A line belongs in the answer if it contains "Defaults"; copy every such line from the entries below.

★ ★ ★ ★ ★

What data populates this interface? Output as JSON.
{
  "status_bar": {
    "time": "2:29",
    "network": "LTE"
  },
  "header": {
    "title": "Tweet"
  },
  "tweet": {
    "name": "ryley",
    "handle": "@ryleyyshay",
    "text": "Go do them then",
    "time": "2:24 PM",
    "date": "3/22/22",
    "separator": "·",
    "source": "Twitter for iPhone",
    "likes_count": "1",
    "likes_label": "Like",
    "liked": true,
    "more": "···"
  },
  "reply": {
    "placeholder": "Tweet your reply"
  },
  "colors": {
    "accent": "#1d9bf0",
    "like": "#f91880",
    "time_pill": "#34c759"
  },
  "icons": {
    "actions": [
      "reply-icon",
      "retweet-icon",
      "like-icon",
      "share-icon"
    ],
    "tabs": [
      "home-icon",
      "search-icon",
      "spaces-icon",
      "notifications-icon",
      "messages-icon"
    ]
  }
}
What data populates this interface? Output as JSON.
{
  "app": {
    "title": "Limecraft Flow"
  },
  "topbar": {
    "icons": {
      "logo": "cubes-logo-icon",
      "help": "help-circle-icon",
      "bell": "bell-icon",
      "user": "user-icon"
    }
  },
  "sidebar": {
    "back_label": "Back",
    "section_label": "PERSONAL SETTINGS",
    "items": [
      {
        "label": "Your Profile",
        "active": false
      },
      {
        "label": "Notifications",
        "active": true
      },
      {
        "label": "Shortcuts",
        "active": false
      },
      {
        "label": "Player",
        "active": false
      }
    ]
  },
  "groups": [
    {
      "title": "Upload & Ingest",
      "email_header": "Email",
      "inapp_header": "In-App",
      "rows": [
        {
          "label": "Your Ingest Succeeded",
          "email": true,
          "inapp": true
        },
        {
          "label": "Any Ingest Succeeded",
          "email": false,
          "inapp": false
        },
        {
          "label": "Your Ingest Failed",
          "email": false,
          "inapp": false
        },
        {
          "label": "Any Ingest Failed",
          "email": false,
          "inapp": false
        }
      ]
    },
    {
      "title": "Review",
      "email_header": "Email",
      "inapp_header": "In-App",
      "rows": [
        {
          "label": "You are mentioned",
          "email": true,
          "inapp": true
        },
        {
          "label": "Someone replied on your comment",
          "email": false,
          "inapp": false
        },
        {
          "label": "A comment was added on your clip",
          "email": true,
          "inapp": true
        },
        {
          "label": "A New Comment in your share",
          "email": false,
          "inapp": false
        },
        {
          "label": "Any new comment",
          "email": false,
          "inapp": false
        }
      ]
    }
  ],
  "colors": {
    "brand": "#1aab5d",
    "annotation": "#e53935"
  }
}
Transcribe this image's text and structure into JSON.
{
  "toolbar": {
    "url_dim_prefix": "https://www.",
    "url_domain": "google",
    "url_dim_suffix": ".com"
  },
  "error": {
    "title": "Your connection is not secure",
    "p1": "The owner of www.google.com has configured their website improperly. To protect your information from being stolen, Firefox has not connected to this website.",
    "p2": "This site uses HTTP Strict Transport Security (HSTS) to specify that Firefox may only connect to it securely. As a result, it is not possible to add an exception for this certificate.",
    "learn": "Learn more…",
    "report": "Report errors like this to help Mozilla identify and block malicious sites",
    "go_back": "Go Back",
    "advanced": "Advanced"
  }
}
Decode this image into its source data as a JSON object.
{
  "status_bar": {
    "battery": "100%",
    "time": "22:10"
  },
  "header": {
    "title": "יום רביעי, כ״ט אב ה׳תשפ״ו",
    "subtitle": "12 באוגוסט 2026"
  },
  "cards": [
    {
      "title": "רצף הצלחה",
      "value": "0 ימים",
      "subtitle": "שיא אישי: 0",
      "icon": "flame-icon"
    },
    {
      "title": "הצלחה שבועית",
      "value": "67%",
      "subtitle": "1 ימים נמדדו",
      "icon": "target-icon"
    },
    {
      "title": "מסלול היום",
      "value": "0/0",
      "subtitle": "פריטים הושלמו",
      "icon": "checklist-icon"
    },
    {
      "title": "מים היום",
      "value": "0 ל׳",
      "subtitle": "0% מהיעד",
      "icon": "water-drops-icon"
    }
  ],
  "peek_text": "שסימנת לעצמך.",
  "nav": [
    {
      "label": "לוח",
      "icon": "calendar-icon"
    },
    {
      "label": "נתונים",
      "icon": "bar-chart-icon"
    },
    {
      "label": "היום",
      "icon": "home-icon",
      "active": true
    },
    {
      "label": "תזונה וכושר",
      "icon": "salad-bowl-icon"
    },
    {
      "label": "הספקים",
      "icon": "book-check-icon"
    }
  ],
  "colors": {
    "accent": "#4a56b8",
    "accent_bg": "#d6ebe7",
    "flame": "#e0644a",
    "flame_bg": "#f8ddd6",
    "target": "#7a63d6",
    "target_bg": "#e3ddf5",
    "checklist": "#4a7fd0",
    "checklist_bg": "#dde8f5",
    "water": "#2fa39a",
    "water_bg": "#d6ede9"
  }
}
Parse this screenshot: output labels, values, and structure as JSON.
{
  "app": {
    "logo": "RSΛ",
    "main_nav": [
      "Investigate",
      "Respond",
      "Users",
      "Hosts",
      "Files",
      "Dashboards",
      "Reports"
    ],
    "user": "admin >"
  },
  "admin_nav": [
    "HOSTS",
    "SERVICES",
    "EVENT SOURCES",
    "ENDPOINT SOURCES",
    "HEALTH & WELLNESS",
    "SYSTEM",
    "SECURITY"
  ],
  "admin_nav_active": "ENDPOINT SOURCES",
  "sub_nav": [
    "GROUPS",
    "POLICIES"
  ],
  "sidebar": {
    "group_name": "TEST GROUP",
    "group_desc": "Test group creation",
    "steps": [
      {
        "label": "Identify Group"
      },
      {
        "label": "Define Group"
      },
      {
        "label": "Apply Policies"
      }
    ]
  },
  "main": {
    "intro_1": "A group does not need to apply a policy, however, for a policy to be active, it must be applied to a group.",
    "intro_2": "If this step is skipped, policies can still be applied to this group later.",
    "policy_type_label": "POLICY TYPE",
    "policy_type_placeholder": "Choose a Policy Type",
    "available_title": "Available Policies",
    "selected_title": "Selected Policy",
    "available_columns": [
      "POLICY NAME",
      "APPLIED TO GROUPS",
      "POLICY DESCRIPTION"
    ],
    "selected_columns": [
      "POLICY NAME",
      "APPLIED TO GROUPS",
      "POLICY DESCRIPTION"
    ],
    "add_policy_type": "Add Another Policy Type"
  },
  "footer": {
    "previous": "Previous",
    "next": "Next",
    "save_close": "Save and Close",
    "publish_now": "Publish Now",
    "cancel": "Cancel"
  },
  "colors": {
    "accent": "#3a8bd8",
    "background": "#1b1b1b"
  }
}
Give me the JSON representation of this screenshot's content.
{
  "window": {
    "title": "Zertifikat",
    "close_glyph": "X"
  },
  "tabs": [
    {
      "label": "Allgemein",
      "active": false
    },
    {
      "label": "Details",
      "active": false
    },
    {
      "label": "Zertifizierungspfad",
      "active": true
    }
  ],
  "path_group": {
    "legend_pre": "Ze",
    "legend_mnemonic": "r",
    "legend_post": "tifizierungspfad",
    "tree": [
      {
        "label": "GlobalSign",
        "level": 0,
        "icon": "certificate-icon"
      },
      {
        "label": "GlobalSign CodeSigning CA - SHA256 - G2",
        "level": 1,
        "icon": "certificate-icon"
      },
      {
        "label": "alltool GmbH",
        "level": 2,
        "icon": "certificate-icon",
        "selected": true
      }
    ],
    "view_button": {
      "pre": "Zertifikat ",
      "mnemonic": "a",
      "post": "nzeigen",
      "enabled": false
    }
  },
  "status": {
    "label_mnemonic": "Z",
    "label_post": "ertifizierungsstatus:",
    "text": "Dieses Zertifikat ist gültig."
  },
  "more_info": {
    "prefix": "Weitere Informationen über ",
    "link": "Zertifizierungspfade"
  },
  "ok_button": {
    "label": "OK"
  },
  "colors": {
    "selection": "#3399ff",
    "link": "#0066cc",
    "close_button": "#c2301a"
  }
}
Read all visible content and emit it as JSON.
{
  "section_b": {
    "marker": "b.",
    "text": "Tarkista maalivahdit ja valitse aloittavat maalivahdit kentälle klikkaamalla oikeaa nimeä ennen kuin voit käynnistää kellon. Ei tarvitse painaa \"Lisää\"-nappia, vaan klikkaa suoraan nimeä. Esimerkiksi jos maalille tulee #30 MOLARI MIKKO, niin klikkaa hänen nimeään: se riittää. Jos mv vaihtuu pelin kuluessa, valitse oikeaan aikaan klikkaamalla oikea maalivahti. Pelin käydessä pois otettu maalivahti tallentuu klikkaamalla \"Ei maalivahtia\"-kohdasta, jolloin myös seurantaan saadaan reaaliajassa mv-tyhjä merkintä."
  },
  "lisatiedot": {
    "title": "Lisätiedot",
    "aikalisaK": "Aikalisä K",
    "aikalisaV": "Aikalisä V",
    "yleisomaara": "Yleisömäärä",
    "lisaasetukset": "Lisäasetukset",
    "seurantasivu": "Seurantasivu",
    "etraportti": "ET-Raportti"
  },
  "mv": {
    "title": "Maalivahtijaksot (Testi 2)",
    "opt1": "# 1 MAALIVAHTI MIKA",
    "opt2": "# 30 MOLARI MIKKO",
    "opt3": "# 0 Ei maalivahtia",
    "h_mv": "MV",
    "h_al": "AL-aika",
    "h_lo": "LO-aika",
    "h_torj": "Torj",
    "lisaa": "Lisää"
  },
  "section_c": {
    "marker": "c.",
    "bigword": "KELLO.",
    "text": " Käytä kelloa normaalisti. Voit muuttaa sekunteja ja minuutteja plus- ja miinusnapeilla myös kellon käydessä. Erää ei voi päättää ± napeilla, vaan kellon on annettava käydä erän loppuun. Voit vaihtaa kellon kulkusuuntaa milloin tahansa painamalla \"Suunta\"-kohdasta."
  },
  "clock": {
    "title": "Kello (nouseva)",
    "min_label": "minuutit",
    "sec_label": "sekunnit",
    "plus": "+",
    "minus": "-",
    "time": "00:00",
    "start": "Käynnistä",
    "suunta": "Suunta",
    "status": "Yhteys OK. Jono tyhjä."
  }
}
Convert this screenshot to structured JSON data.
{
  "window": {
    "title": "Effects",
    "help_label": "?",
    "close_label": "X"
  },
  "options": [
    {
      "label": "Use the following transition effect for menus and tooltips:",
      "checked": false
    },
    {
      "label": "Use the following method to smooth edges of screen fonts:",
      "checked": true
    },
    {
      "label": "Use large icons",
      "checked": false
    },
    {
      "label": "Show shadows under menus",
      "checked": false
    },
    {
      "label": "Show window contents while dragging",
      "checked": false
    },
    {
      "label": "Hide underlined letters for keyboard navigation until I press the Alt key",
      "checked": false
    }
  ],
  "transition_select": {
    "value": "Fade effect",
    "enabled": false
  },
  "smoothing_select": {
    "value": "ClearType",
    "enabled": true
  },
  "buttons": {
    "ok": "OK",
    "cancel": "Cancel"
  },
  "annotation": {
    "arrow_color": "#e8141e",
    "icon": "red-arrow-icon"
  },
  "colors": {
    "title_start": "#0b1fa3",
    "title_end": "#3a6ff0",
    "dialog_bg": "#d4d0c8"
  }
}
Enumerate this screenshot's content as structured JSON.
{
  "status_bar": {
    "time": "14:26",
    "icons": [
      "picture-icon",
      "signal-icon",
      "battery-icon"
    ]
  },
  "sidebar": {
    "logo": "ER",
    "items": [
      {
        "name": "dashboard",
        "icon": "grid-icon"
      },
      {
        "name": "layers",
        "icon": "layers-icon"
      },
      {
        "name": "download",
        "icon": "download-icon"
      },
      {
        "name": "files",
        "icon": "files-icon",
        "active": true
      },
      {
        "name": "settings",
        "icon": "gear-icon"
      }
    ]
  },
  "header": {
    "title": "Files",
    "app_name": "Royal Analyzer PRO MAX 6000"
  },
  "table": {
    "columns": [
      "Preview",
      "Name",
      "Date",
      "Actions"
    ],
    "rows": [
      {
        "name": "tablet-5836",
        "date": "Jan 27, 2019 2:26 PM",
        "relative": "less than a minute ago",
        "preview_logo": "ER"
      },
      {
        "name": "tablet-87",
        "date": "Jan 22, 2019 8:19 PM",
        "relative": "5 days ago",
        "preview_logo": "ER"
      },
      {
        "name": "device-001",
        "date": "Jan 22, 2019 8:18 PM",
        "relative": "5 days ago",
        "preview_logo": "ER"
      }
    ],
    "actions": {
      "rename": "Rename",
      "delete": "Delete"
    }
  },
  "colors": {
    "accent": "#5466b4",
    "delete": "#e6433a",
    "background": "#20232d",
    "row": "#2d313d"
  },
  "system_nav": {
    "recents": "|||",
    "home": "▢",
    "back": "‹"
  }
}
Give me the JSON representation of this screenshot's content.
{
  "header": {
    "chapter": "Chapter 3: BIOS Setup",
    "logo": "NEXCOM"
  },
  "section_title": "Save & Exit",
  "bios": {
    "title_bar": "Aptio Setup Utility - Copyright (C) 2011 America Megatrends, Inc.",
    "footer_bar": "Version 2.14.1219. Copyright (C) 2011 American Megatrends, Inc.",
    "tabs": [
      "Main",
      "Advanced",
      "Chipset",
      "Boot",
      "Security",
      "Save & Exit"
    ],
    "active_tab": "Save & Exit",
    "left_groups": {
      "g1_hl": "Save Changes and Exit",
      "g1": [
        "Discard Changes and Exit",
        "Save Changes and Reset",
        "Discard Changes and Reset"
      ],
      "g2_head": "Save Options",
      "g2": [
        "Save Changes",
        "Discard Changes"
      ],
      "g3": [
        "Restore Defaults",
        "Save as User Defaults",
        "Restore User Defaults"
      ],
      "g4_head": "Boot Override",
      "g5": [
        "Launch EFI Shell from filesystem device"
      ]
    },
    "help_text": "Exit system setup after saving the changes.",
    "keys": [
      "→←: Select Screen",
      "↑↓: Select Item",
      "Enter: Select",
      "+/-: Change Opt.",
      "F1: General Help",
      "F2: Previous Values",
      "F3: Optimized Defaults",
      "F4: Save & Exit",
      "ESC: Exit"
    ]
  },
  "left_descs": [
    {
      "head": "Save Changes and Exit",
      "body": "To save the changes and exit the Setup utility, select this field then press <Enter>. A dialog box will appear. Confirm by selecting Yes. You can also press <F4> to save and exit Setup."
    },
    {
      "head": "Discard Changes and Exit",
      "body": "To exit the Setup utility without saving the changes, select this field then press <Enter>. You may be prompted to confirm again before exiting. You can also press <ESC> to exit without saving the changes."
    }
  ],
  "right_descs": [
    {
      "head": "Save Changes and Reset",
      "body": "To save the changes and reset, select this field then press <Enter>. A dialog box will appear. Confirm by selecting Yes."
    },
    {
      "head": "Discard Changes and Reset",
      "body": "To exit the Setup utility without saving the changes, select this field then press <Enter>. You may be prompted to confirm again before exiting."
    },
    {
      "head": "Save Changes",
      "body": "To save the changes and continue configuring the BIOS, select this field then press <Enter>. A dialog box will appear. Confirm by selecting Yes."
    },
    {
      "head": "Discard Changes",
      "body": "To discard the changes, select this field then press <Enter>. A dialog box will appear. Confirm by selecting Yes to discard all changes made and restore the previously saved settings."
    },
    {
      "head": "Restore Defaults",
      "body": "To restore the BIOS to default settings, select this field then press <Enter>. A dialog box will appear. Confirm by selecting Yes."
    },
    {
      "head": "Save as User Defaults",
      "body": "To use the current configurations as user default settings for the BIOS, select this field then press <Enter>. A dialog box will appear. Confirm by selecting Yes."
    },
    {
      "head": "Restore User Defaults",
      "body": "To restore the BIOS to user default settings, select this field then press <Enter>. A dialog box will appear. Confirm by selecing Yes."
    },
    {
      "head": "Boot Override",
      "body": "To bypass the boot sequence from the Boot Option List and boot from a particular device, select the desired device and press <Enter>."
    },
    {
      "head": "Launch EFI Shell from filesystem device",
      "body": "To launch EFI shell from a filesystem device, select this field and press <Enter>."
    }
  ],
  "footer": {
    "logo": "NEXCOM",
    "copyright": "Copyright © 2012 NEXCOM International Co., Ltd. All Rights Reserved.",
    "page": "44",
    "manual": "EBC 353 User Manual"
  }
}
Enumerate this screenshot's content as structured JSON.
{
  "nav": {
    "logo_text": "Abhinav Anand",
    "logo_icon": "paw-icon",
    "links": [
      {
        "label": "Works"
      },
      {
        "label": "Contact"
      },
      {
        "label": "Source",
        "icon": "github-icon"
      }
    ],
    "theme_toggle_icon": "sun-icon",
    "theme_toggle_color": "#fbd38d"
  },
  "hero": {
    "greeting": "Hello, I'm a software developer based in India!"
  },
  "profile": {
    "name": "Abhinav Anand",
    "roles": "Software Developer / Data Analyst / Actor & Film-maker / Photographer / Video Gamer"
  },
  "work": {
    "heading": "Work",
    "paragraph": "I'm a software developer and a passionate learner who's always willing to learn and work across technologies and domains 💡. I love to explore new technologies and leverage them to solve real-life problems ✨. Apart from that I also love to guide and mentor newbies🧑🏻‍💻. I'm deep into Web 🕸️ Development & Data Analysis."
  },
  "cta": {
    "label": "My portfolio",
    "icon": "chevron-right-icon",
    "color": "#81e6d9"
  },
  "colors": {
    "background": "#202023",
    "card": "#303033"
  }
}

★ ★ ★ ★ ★

• THE COMPLETED TASK:
        "Restore Defaults",
        "Save as User Defaults",
        "Restore User Defaults"
      "F3: Optimized Defaults",
      "head": "Restore Defaults",
      "head": "Save as User Defaults",
      "head": "Restore User Defaults",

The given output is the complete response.